_EXERCISE MATERIAL_
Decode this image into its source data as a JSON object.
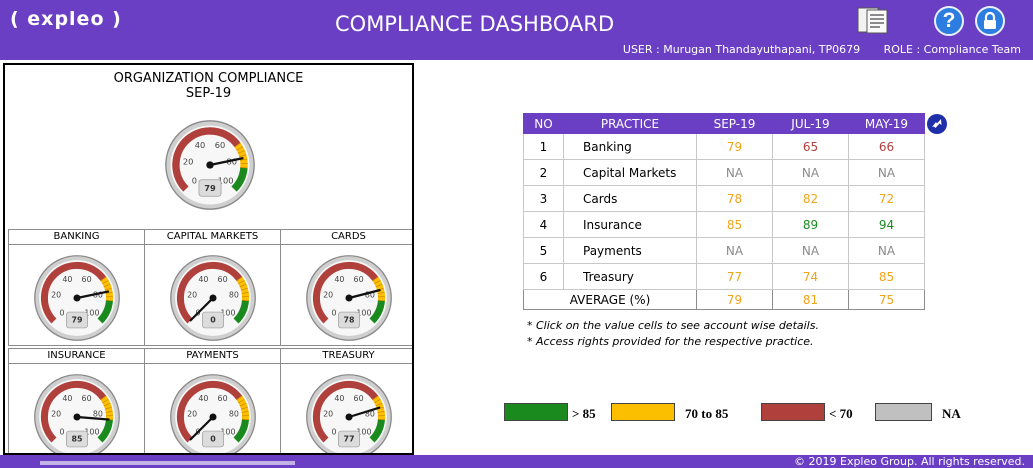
{
  "header": {
    "logo": "( expleo )",
    "title": "COMPLIANCE DASHBOARD",
    "user": "USER : Murugan Thandayuthapani, TP0679",
    "role": "ROLE : Compliance Team",
    "help_glyph": "?"
  },
  "org": {
    "title": "ORGANIZATION COMPLIANCE",
    "month": "SEP-19",
    "value": 79
  },
  "gauge_ticks": [
    "0",
    "20",
    "40",
    "60",
    "80",
    "100"
  ],
  "gauges": [
    {
      "label": "BANKING",
      "value": 79
    },
    {
      "label": "CAPITAL MARKETS",
      "value": 0
    },
    {
      "label": "CARDS",
      "value": 78
    },
    {
      "label": "INSURANCE",
      "value": 85
    },
    {
      "label": "PAYMENTS",
      "value": 0
    },
    {
      "label": "TREASURY",
      "value": 77
    }
  ],
  "table": {
    "headers": [
      "NO",
      "PRACTICE",
      "SEP-19",
      "JUL-19",
      "MAY-19"
    ],
    "rows": [
      {
        "no": "1",
        "practice": "Banking",
        "sep": "79",
        "jul": "65",
        "may": "66"
      },
      {
        "no": "2",
        "practice": "Capital Markets",
        "sep": "NA",
        "jul": "NA",
        "may": "NA"
      },
      {
        "no": "3",
        "practice": "Cards",
        "sep": "78",
        "jul": "82",
        "may": "72"
      },
      {
        "no": "4",
        "practice": "Insurance",
        "sep": "85",
        "jul": "89",
        "may": "94"
      },
      {
        "no": "5",
        "practice": "Payments",
        "sep": "NA",
        "jul": "NA",
        "may": "NA"
      },
      {
        "no": "6",
        "practice": "Treasury",
        "sep": "77",
        "jul": "74",
        "may": "85"
      }
    ],
    "average_label": "AVERAGE (%)",
    "average": {
      "sep": "79",
      "jul": "81",
      "may": "75"
    }
  },
  "notes": [
    "* Click on the value cells to see account wise details.",
    "* Access rights provided for the respective practice."
  ],
  "legend": [
    {
      "label": "> 85",
      "color": "#1a8a1f"
    },
    {
      "label": "70 to 85",
      "color": "#fbbf00"
    },
    {
      "label": "< 70",
      "color": "#b0403c"
    },
    {
      "label": "NA",
      "color": "#c0c0c0"
    }
  ],
  "colors": {
    "header_bg": "#6a3fc4",
    "value_green": "#1a8a1f",
    "value_amber": "#f0a418",
    "value_red": "#b0403c",
    "value_na": "#8a8a8a"
  },
  "footer": "© 2019 Expleo Group. All rights reserved."
}
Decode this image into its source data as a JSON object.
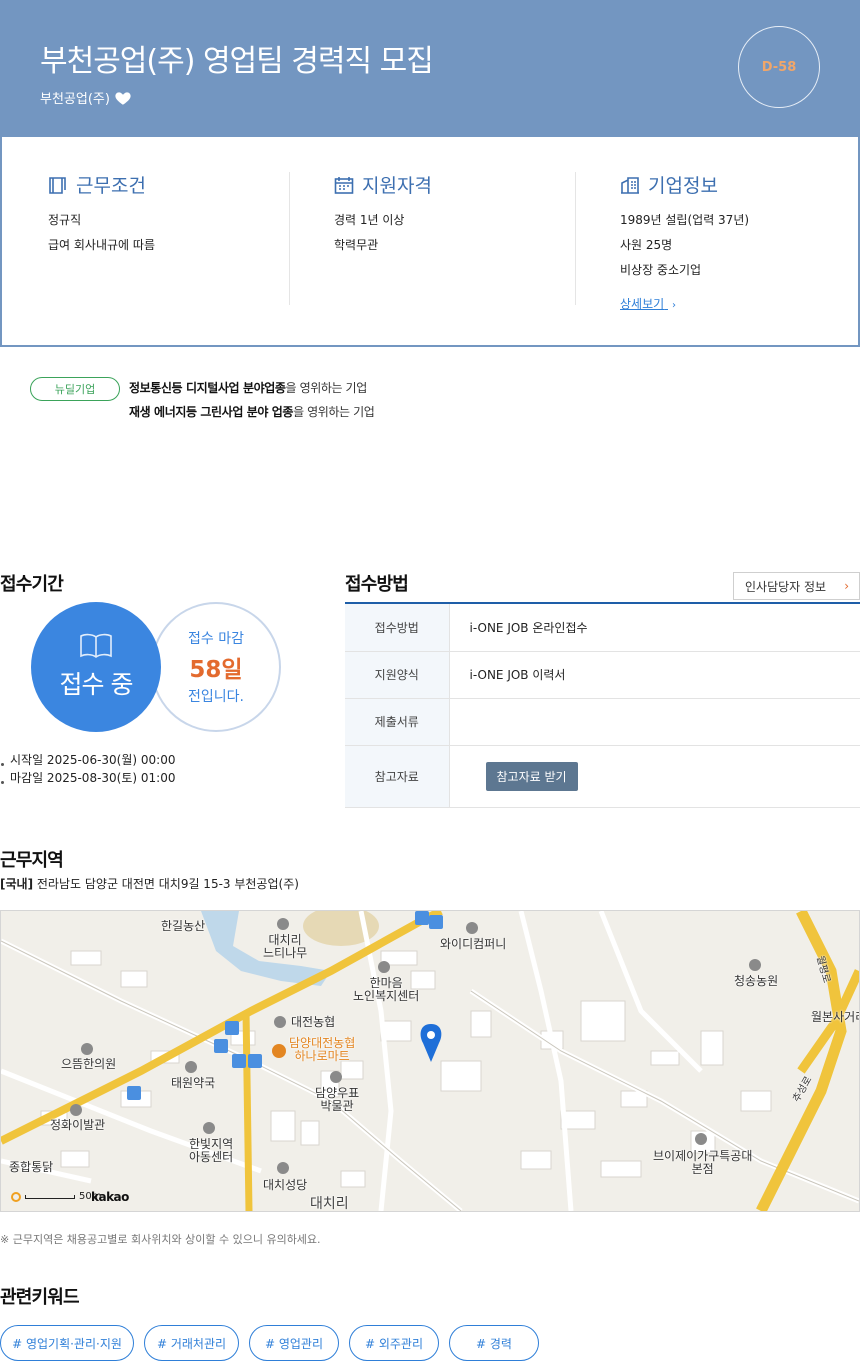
{
  "header": {
    "title": "부천공업(주) 영업팀 경력직 모집",
    "company": "부천공업(주)",
    "dday": "D-58",
    "heart_icon": "heart-icon"
  },
  "conditions": {
    "work": {
      "title": "근무조건",
      "lines": [
        "정규직",
        "급여 회사내규에 따름"
      ]
    },
    "qualification": {
      "title": "지원자격",
      "lines": [
        "경력 1년 이상",
        "학력무관"
      ]
    },
    "company": {
      "title": "기업정보",
      "lines": [
        "1989년 설립(업력 37년)",
        "사원 25명",
        "비상장 중소기업"
      ],
      "more": "상세보기"
    }
  },
  "newdeal": {
    "badge": "뉴딜기업",
    "lines": [
      {
        "bold": "정보통신등 디지털사업 분야업종",
        "rest": "을 영위하는 기업"
      },
      {
        "bold": "재생 에너지등 그린사업 분야 업종",
        "rest": "을 영위하는 기업"
      }
    ]
  },
  "period": {
    "title": "접수기간",
    "status": "접수 중",
    "deadline_prefix": "접수 마감",
    "days_left": "58일",
    "deadline_suffix": "전입니다.",
    "start": "시작일 2025-06-30(월) 00:00",
    "end": "마감일 2025-08-30(토) 01:00"
  },
  "method": {
    "title": "접수방법",
    "hr_button": "인사담당자 정보",
    "rows": [
      {
        "label": "접수방법",
        "value": "i-ONE JOB 온라인접수"
      },
      {
        "label": "지원양식",
        "value": "i-ONE JOB 이력서"
      },
      {
        "label": "제출서류",
        "value": ""
      },
      {
        "label": "참고자료",
        "value": "참고자료 받기"
      }
    ]
  },
  "region": {
    "title": "근무지역",
    "tag": "[국내]",
    "address": "전라남도 담양군 대전면 대치9길 15-3 부천공업(주)",
    "notice": "※ 근무지역은 채용공고별로 회사위치와 상이할 수 있으니 유의하세요.",
    "map_labels": {
      "hangil": "한길농산",
      "daechi_school": "대치리\n느티나무",
      "wide": "와이디컴퍼니",
      "hanmaeum": "한마음\n노인복지센터",
      "cheongsong": "청송농원",
      "daejeon_nh": "대전농협",
      "mart": "담양대전농협\n하나로마트",
      "wolbon": "월본사거리",
      "eutteum": "으뜸한의원",
      "taewon": "태원약국",
      "museum": "담양우표\n박물관",
      "jeonghwa": "정화이발관",
      "hanbit": "한빛지역\n아동센터",
      "bj": "브이제이가구특공대\n본점",
      "jonghap": "종합통닭",
      "daechisung": "대치성당",
      "daechiri": "대치리",
      "road1": "월평로",
      "road2": "추성로"
    },
    "scale": "50m",
    "brand": "kakao"
  },
  "keywords": {
    "title": "관련키워드",
    "items": [
      "# 영업기획·관리·지원",
      "# 거래처관리",
      "# 영업관리",
      "# 외주관리",
      "# 경력"
    ]
  }
}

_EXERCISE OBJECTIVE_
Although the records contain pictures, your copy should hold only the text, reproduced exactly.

_RESPONSE FOR THIS EXERCISE_
Decode this image into its source data as a JSON object.
{
  "header": {
    "logo": "( expleo )",
    "title": "COMPLIANCE DASHBOARD",
    "user": "USER : Murugan Thandayuthapani, TP0679",
    "role": "ROLE : Compliance Team",
    "help_glyph": "?"
  },
  "org": {
    "title": "ORGANIZATION COMPLIANCE",
    "month": "SEP-19",
    "value": 79
  },
  "gauge_ticks": [
    "0",
    "20",
    "40",
    "60",
    "80",
    "100"
  ],
  "gauges": [
    {
      "label": "BANKING",
      "value": 79
    },
    {
      "label": "CAPITAL MARKETS",
      "value": 0
    },
    {
      "label": "CARDS",
      "value": 78
    },
    {
      "label": "INSURANCE",
      "value": 85
    },
    {
      "label": "PAYMENTS",
      "value": 0
    },
    {
      "label": "TREASURY",
      "value": 77
    }
  ],
  "table": {
    "headers": [
      "NO",
      "PRACTICE",
      "SEP-19",
      "JUL-19",
      "MAY-19"
    ],
    "rows": [
      {
        "no": "1",
        "practice": "Banking",
        "sep": "79",
        "jul": "65",
        "may": "66"
      },
      {
        "no": "2",
        "practice": "Capital Markets",
        "sep": "NA",
        "jul": "NA",
        "may": "NA"
      },
      {
        "no": "3",
        "practice": "Cards",
        "sep": "78",
        "jul": "82",
        "may": "72"
      },
      {
        "no": "4",
        "practice": "Insurance",
        "sep": "85",
        "jul": "89",
        "may": "94"
      },
      {
        "no": "5",
        "practice": "Payments",
        "sep": "NA",
        "jul": "NA",
        "may": "NA"
      },
      {
        "no": "6",
        "practice": "Treasury",
        "sep": "77",
        "jul": "74",
        "may": "85"
      }
    ],
    "average_label": "AVERAGE (%)",
    "average": {
      "sep": "79",
      "jul": "81",
      "may": "75"
    }
  },
  "notes": [
    "* Click on the value cells to see account wise details.",
    "* Access rights provided for the respective practice."
  ],
  "legend": [
    {
      "label": "> 85",
      "color": "#1a8a1f"
    },
    {
      "label": "70 to 85",
      "color": "#fbbf00"
    },
    {
      "label": "< 70",
      "color": "#b0403c"
    },
    {
      "label": "NA",
      "color": "#c0c0c0"
    }
  ],
  "colors": {
    "header_bg": "#6a3fc4",
    "value_green": "#1a8a1f",
    "value_amber": "#f0a418",
    "value_red": "#b0403c",
    "value_na": "#8a8a8a"
  },
  "footer": "© 2019 Expleo Group. All rights reserved."
}
Decode this image into its source data as a JSON object.
{
  "header": {
    "title": "부천공업(주) 영업팀 경력직 모집",
    "company": "부천공업(주)",
    "dday": "D-58",
    "heart_icon": "heart-icon"
  },
  "conditions": {
    "work": {
      "title": "근무조건",
      "lines": [
        "정규직",
        "급여 회사내규에 따름"
      ]
    },
    "qualification": {
      "title": "지원자격",
      "lines": [
        "경력 1년 이상",
        "학력무관"
      ]
    },
    "company": {
      "title": "기업정보",
      "lines": [
        "1989년 설립(업력 37년)",
        "사원 25명",
        "비상장 중소기업"
      ],
      "more": "상세보기"
    }
  },
  "newdeal": {
    "badge": "뉴딜기업",
    "lines": [
      {
        "bold": "정보통신등 디지털사업 분야업종",
        "rest": "을 영위하는 기업"
      },
      {
        "bold": "재생 에너지등 그린사업 분야 업종",
        "rest": "을 영위하는 기업"
      }
    ]
  },
  "period": {
    "title": "접수기간",
    "status": "접수 중",
    "deadline_prefix": "접수 마감",
    "days_left": "58일",
    "deadline_suffix": "전입니다.",
    "start": "시작일 2025-06-30(월) 00:00",
    "end": "마감일 2025-08-30(토) 01:00"
  },
  "method": {
    "title": "접수방법",
    "hr_button": "인사담당자 정보",
    "rows": [
      {
        "label": "접수방법",
        "value": "i-ONE JOB 온라인접수"
      },
      {
        "label": "지원양식",
        "value": "i-ONE JOB 이력서"
      },
      {
        "label": "제출서류",
        "value": ""
      },
      {
        "label": "참고자료",
        "value": "참고자료 받기"
      }
    ]
  },
  "region": {
    "title": "근무지역",
    "tag": "[국내]",
    "address": "전라남도 담양군 대전면 대치9길 15-3 부천공업(주)",
    "notice": "※ 근무지역은 채용공고별로 회사위치와 상이할 수 있으니 유의하세요.",
    "map_labels": {
      "hangil": "한길농산",
      "daechi_school": "대치리\n느티나무",
      "wide": "와이디컴퍼니",
      "hanmaeum": "한마음\n노인복지센터",
      "cheongsong": "청송농원",
      "daejeon_nh": "대전농협",
      "mart": "담양대전농협\n하나로마트",
      "wolbon": "월본사거리",
      "eutteum": "으뜸한의원",
      "taewon": "태원약국",
      "museum": "담양우표\n박물관",
      "jeonghwa": "정화이발관",
      "hanbit": "한빛지역\n아동센터",
      "bj": "브이제이가구특공대\n본점",
      "jonghap": "종합통닭",
      "daechisung": "대치성당",
      "daechiri": "대치리",
      "road1": "월평로",
      "road2": "추성로"
    },
    "scale": "50m",
    "brand": "kakao"
  },
  "keywords": {
    "title": "관련키워드",
    "items": [
      "# 영업기획·관리·지원",
      "# 거래처관리",
      "# 영업관리",
      "# 외주관리",
      "# 경력"
    ]
  }
}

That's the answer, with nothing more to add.